Another option is to start the spinach in flats and transplant it all. That’s a lot of work, but we found we could save on the daily attention time and the transplant time by using 120-cell Styrofoam Speedling flats. Sow one or two seeds per cell, then float the flats all day in water. Depending on your scale, this could be a baby bath or a stock tank. Remove the flats each evening and let them drain all night (while it is hopefully cooler). With just twice a day visits and no hand-watering, this is a big time saver, and we have got good germination rates.
When it comes time to transplant, the tool of choice is a butter knife. Use the knife to wiggle a wedge-shaped hole in the bed. Slide the knife down the sloping side of the cell, and, holding the base of the plant with one hand, use the knife hand to lift and flick the plug out. If all goes well, the plug will be then be resting on the now-horizontal knife, and you can slide it into the pre-made hole and firm it in.
Spinach makes growth whenever the air temperature is 40F (4.4C) or more. So any winter protection you can provide, in the way of cozy microclimates, rowcover, coldframes, or a hoophouse, will increase your yield. Spinach is more cold-hardy than many people realize. It dies at 0°F (-18°C) unprotected outdoors. Savoyed varieties tend to be a little hardier than smooth-leaved types. Large-leaved savoyed spinach outdoors with no protection can get seriously damaged at 10F (-12C). Small-leaved plants are OK down to 5F (-15C).
Our outdoor spinach gets hoops and thick rowcover (Typar, 1.25 oz/sq yd spunbonded polypropylene, with 75% light transmission, and about 6 F (3.3 C) degrees of frost protection). It can last for 6 years or more. When we got 0F (-18C) the spinach leaves that touched the rowcover got big patches of beige/tan dead cells, but the plants recovered to produce more leaves.
Ben Hartman (author of The Lean Farm) wrote Testing the Limits of Cold Tolerance in Growing for Market magazine in February 2014. He reported that his young hoophouse spinach in Goshen, Indiana, with mid-weight rowcover survived -16F (XXX). Ben points out that spinach less than 1″ (2.5 cm) tall is very cold-tolerant. Bigger plants need more protection if it’s going to get that cold.
You can read more about growing spinach in my Cooking Greens monthly series.

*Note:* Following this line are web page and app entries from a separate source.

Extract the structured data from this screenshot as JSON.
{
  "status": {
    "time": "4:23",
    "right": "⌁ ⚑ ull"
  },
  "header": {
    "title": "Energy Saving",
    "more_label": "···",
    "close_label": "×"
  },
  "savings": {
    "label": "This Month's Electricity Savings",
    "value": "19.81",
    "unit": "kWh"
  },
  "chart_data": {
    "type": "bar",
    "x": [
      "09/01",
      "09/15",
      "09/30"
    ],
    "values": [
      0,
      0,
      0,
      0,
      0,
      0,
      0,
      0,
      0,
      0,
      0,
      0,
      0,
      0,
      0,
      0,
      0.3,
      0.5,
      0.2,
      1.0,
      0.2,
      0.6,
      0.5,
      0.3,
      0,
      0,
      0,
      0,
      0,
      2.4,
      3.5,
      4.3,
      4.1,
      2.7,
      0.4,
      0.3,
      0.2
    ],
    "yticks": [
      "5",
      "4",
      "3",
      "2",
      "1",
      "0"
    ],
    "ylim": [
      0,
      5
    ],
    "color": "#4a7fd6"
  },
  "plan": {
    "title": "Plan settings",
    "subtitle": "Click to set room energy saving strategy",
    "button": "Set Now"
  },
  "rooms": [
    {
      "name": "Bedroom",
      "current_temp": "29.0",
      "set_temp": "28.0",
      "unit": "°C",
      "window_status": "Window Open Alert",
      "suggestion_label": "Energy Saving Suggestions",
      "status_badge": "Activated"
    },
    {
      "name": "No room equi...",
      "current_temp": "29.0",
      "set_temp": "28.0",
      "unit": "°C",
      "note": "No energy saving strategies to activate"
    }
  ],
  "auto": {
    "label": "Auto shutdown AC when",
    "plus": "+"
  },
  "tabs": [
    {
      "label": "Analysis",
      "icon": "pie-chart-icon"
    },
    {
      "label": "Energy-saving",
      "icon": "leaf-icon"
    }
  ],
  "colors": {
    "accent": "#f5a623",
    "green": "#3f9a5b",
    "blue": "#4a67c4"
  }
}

Growing bare root spinach transplants
We grow our spring spinach transplants (as well as kale and collards) in the soil in our hoophouse, sowing them in late January. See bare root transplants . You can find more links and info in that post. Growing bare root transplants saves a lot of work and a lot of greenhouse space.
Our goal is sustainable long-season harvesting. This is important for winter crops, as making a new sowing during cold dark days will not produce much food until spring comes around. It’s like the goose that lays the golden eggs – keep the leafy “golden eggs” coming
We harvest spinach by cutting individual leaves and leaving the plant to continue to produce more.
Our rule is “Leave 8 for later” – cut off large outer leaves close to the base of the plant, being sure to keep at least 8 of the inner leaves growing on each plant. Over-harvesting leads to decline.
When we finally pull up the bolting plants in spring, I’m always amazed to see how many leaf-scars there are on each plant, showing just how much we’ve harvested.
For those relatively new to this blog but living in a similar climate zone, I want to point you to The Complete Twin Oaks Garden Task List Month-by-Month. It includes a link for each month’s task list. I notice from the site stats that some of you are finding your way there, but now there are so many years’ worth of posts it’s perhaps harder to find. Happy browsing!